Thailand (formerly Siam) is moving into the tea export arena. Through hard work and diligence they are transitioning from poppy fields to tea fields. A key area for this tea production is Doi Mae Salong in the northern Thai mountains, now surrounded by tea gardens. The town was established by ethnic Chinese in the 1950s. This one-time opium smuggling nest is now a town focused on tea, including shops, a factory, and opportunities galore to try the tea.
Tea-drinking in northern Thailand is a Chinese tradition, not something the Thai would normally do. The Shan, a large Chinese ethnic group, continued their tea drinking habits and applied their tea knowledge to harvesting, processing, and drinking the wild mountain teas already growing in the region. They produce a pu-erh style tea from wild tea trees (ones that sprouted from seeds wherever they fell versus ones that were planted). Also, they process some of the tea leaves as green, oolong, and red tea types (what Westerners call “black tea”), using both Chinese and Taiwanese traditions. The Thai Royal Development Project is now spending time and effort to expand on this tea production by importing tea cultivars from Taiwan.

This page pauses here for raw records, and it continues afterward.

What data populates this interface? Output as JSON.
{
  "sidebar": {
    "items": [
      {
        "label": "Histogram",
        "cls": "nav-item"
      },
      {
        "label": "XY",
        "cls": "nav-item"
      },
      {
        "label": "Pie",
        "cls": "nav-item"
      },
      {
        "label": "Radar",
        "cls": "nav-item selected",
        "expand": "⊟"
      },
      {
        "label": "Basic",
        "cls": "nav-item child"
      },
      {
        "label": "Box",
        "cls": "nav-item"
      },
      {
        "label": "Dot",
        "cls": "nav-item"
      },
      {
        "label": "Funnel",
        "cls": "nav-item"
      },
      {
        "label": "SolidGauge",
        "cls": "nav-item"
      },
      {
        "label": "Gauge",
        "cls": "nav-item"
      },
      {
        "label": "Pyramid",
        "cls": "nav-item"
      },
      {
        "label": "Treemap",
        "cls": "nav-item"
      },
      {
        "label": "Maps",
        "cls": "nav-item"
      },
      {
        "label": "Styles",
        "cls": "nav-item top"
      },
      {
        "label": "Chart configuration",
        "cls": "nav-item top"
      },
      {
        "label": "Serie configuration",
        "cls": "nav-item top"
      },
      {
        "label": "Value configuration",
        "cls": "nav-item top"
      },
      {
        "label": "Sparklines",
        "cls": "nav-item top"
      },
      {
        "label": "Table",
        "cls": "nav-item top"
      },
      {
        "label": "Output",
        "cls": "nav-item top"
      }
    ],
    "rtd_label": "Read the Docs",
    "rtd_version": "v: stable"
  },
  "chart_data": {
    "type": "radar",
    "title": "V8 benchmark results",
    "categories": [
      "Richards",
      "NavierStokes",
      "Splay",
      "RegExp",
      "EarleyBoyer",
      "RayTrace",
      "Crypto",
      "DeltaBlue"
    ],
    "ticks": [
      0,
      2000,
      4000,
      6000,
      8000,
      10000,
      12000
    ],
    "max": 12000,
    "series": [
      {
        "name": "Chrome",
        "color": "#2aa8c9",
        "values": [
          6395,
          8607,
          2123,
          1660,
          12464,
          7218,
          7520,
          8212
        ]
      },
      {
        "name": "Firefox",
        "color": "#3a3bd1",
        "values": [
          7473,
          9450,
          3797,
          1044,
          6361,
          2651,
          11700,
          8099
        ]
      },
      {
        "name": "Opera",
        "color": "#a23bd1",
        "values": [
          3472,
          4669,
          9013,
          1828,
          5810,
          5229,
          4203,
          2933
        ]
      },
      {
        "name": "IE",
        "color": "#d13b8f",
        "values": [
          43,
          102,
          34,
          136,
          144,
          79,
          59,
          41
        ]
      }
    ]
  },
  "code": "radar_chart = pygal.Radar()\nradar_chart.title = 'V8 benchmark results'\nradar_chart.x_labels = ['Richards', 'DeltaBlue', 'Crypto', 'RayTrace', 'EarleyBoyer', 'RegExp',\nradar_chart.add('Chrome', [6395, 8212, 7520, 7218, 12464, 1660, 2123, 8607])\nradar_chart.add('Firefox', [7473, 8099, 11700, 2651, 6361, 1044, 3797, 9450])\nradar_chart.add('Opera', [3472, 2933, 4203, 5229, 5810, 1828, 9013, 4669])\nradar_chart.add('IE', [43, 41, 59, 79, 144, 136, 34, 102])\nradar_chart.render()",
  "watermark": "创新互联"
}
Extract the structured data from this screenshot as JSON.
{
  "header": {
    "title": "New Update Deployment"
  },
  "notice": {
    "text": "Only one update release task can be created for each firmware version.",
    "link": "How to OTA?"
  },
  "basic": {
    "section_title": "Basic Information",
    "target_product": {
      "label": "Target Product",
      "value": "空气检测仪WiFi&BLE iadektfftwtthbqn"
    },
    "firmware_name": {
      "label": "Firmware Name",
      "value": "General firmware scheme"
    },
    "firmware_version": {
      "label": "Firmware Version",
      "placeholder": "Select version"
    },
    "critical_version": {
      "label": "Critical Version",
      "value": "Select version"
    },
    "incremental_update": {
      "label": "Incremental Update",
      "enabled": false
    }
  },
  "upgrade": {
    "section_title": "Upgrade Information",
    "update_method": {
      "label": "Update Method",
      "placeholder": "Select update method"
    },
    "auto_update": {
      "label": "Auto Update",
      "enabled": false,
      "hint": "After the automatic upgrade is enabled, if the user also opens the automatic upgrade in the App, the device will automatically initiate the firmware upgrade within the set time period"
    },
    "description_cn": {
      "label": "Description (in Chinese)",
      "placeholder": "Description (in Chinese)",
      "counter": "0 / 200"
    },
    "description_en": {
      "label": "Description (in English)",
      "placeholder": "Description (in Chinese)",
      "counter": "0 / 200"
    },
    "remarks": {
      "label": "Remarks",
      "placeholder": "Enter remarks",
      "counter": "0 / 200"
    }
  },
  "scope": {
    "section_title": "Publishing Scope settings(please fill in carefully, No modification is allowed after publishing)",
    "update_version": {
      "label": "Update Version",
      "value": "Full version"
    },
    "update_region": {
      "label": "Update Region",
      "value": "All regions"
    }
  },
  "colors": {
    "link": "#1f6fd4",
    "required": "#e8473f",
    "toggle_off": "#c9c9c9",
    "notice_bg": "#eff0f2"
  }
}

Tea tourism is alive and well in Doi Mae Salong, with tea producers happy to show their gardens and how the teas are produced. But no need to hop on a plane. You can start that journey by ordering a tea or two to try — all special and handpicked to assure the best leaves.

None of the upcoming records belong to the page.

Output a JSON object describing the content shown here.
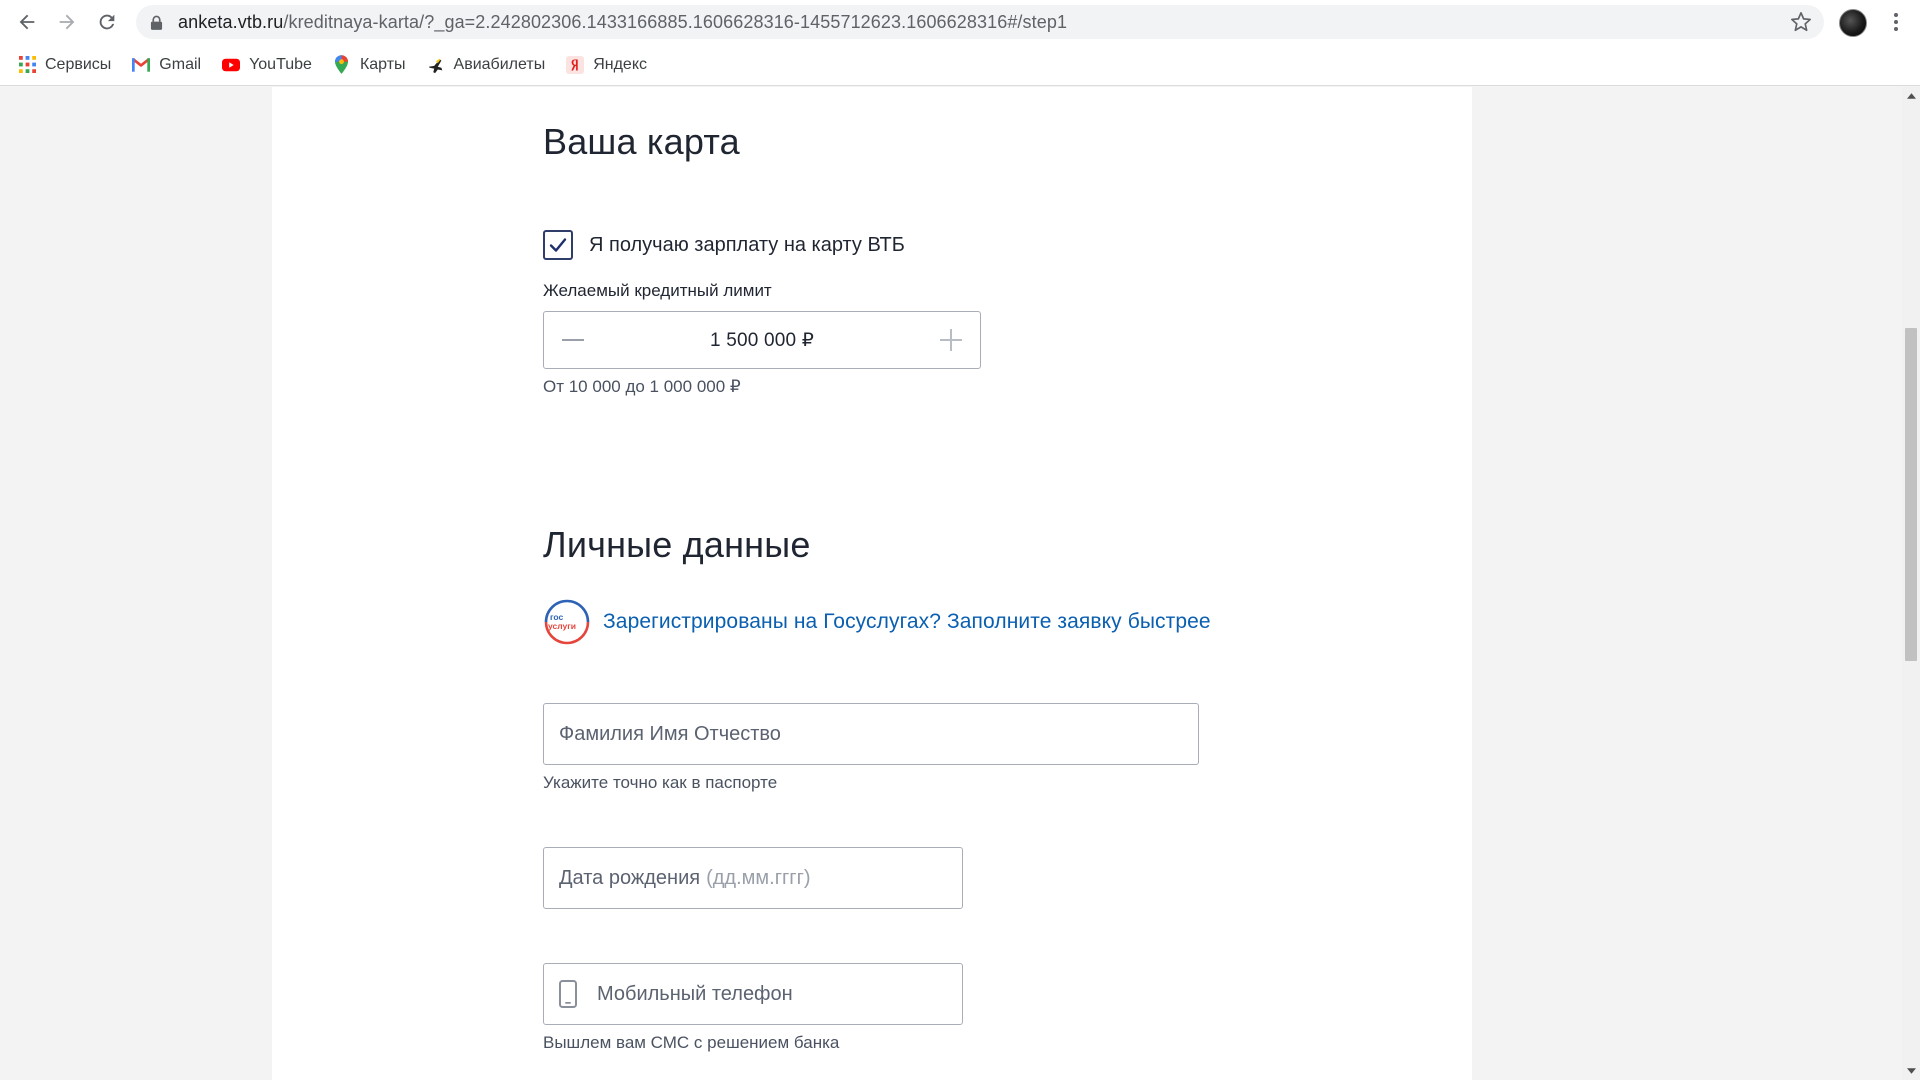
{
  "browser": {
    "url_host": "anketa.vtb.ru",
    "url_path": "/kreditnaya-karta/?_ga=2.242802306.1433166885.1606628316-1455712623.1606628316#/step1",
    "bookmarks": [
      {
        "label": "Сервисы",
        "icon": "apps-grid-icon"
      },
      {
        "label": "Gmail",
        "icon": "gmail-icon"
      },
      {
        "label": "YouTube",
        "icon": "youtube-icon"
      },
      {
        "label": "Карты",
        "icon": "maps-pin-icon"
      },
      {
        "label": "Авиабилеты",
        "icon": "plane-icon"
      },
      {
        "label": "Яндекс",
        "icon": "yandex-icon"
      }
    ]
  },
  "card_section": {
    "title": "Ваша карта",
    "salary_checkbox": {
      "label": "Я получаю зарплату на карту ВТБ",
      "checked": true
    },
    "limit_label": "Желаемый кредитный лимит",
    "limit_value": "1 500 000 ₽",
    "limit_hint": "От 10 000 до 1 000 000 ₽"
  },
  "personal_section": {
    "title": "Личные данные",
    "gosuslugi_link": "Зарегистрированы на Госуслугах? Заполните заявку быстрее",
    "gosuslugi_logo_text": [
      "гос",
      "услуги"
    ],
    "full_name": {
      "placeholder": "Фамилия Имя Отчество",
      "hint": "Укажите точно как в паспорте"
    },
    "birth_date": {
      "placeholder": "Дата рождения",
      "format_hint": "(дд.мм.гггг)"
    },
    "phone": {
      "placeholder": "Мобильный телефон",
      "hint": "Вышлем вам СМС с решением банка"
    }
  },
  "colors": {
    "accent": "#0a5fb0",
    "checkbox": "#2f3d6b",
    "gos_red": "#e4463c",
    "gos_blue": "#2d62b6"
  }
}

From a Taiwanese tea plant species originally grown in the Alishan mountains and imported to Thailand in the mid 90s. Harvested only once a year. “Cha Nang Ngam” is Thai for “beautiful female”, with “beautiful” in having a larger connotation of diligent, demure, and gracious, while “Beauty” hints at the kinship with the Formosa Oriental Beauty.
Imported to Northern Thailand by local producers a few years after the millennium change from Taiwan’s Dong Ding region. Harvested there for the first time in 2011. The tea has a prevailing milky note, characteristic for this tea, and a mild sweetness like milk sugar and honey. The beautiful, carefully handpicked, rolled leaf that opens up fully within half a minute in the hot water, gives a clear caramel and golden yellow color in the infusion.

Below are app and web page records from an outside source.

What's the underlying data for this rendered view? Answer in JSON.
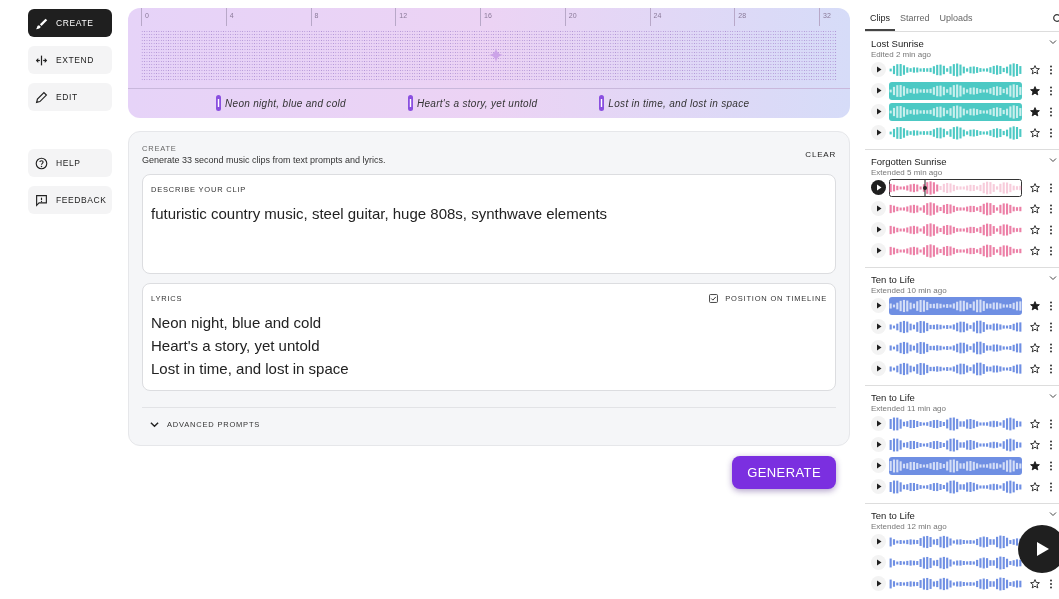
{
  "nav": {
    "items": [
      {
        "label": "CREATE",
        "selected": true
      },
      {
        "label": "EXTEND",
        "selected": false
      },
      {
        "label": "EDIT",
        "selected": false
      }
    ],
    "help_items": [
      {
        "label": "HELP"
      },
      {
        "label": "FEEDBACK"
      }
    ]
  },
  "timeline": {
    "ticks": [
      "0",
      "4",
      "8",
      "12",
      "16",
      "20",
      "24",
      "28",
      "32"
    ],
    "lyric_markers": [
      "Neon night, blue and cold",
      "Heart's a story, yet untold",
      "Lost in time, and lost in space"
    ]
  },
  "create_panel": {
    "title": "CREATE",
    "description": "Generate 33 second music clips from text prompts and lyrics.",
    "clear_button": "CLEAR",
    "describe": {
      "label": "DESCRIBE YOUR CLIP",
      "value": "futuristic country music, steel guitar, huge 808s, synthwave elements"
    },
    "lyrics": {
      "label": "LYRICS",
      "position_on_timeline": {
        "label": "POSITION ON TIMELINE",
        "checked": true
      },
      "lines": [
        "Neon night, blue and cold",
        "Heart's a story, yet untold",
        "Lost in time, and lost in space"
      ]
    },
    "advanced": {
      "label": "ADVANCED PROMPTS",
      "expanded": false
    },
    "generate_button": "GENERATE"
  },
  "library": {
    "tabs": [
      {
        "label": "Clips",
        "selected": true
      },
      {
        "label": "Starred",
        "selected": false
      },
      {
        "label": "Uploads",
        "selected": false
      }
    ],
    "groups": [
      {
        "title": "Lost Sunrise",
        "subtitle": "Edited 2 min ago",
        "color": "#4cc9c4",
        "expanded": true,
        "clips": [
          {
            "selected": false,
            "playing": false,
            "starred": false
          },
          {
            "selected": true,
            "playing": false,
            "starred": true
          },
          {
            "selected": true,
            "playing": false,
            "starred": true
          },
          {
            "selected": false,
            "playing": false,
            "starred": false
          }
        ]
      },
      {
        "title": "Forgotten Sunrise",
        "subtitle": "Extended 5 min ago",
        "color": "#ec7fa6",
        "expanded": true,
        "clips": [
          {
            "selected": false,
            "playing": true,
            "starred": false
          },
          {
            "selected": false,
            "playing": false,
            "starred": false
          },
          {
            "selected": false,
            "playing": false,
            "starred": false
          },
          {
            "selected": false,
            "playing": false,
            "starred": false
          }
        ]
      },
      {
        "title": "Ten to Life",
        "subtitle": "Extended 10 min ago",
        "color": "#6f8fe3",
        "expanded": true,
        "clips": [
          {
            "selected": true,
            "playing": false,
            "starred": true
          },
          {
            "selected": false,
            "playing": false,
            "starred": false
          },
          {
            "selected": false,
            "playing": false,
            "starred": false
          },
          {
            "selected": false,
            "playing": false,
            "starred": false
          }
        ]
      },
      {
        "title": "Ten to Life",
        "subtitle": "Extended 11 min ago",
        "color": "#6f8fe3",
        "expanded": true,
        "clips": [
          {
            "selected": false,
            "playing": false,
            "starred": false
          },
          {
            "selected": false,
            "playing": false,
            "starred": false
          },
          {
            "selected": true,
            "playing": false,
            "starred": true
          },
          {
            "selected": false,
            "playing": false,
            "starred": false
          }
        ]
      },
      {
        "title": "Ten to Life",
        "subtitle": "Extended 12 min ago",
        "color": "#6f8fe3",
        "expanded": true,
        "clips": [
          {
            "selected": false,
            "playing": false
          },
          {
            "selected": false,
            "playing": false
          },
          {
            "selected": false,
            "playing": false,
            "starred": false
          }
        ]
      }
    ]
  }
}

A top Oolong made from the No.17 Ruan Zhi hybrid originally from the Taiwanese Alishan Highlands, imported to North Thailand in 1994. Grown at an altitude of 1200 to 1800 meters where seasons change from rainy, hot, and dry, to a cool period in a 4-months rhythm.The beautiful, carefully handpicked, rolled leaf will, when infused in hot water, open to its full size within half a minute and give a clear jade-green to bright yellow cup, mild, yet rich in aroma, with a velvet-fruity touch of sweetness and a charming flowery note.
Harvested from a tea plant species developed in the 1980s in Taiwan’s Alishan mountain region and imported in North Thailand first in 1994. Characterized by two features: 1. produces virtually four “spring” harvests in a year, where other tea plants after the spring harvest, which is usually considered as the year’s best harvest, will show a gradual decline in quality; 2. relatively altitude-indifferent, producing the same high quality tea leaves in lower altitudes as it does in higher ones. The liquid has the fresh and tart taste of a beautiful Green Tea combined with typical earthy and nutty Oolong note. Intensive, rich scent in the first infusion, already telling quite a good bit of the taste experience to expect.
This is a highly aromatic black tea from the North Thailand region. It is a novelty in an area known for Oolong teas. Handpicked and processed in a rolled form. The liquid is a clear rust brown color in the cup, and the freshly infused tea’s fragrance courts our olfactory senses with cocoa, nutty and bloomy notes and already anticipates the mild and still provides substantial aromatics and well rounded taste which is often compared to a Ti Guan Yin.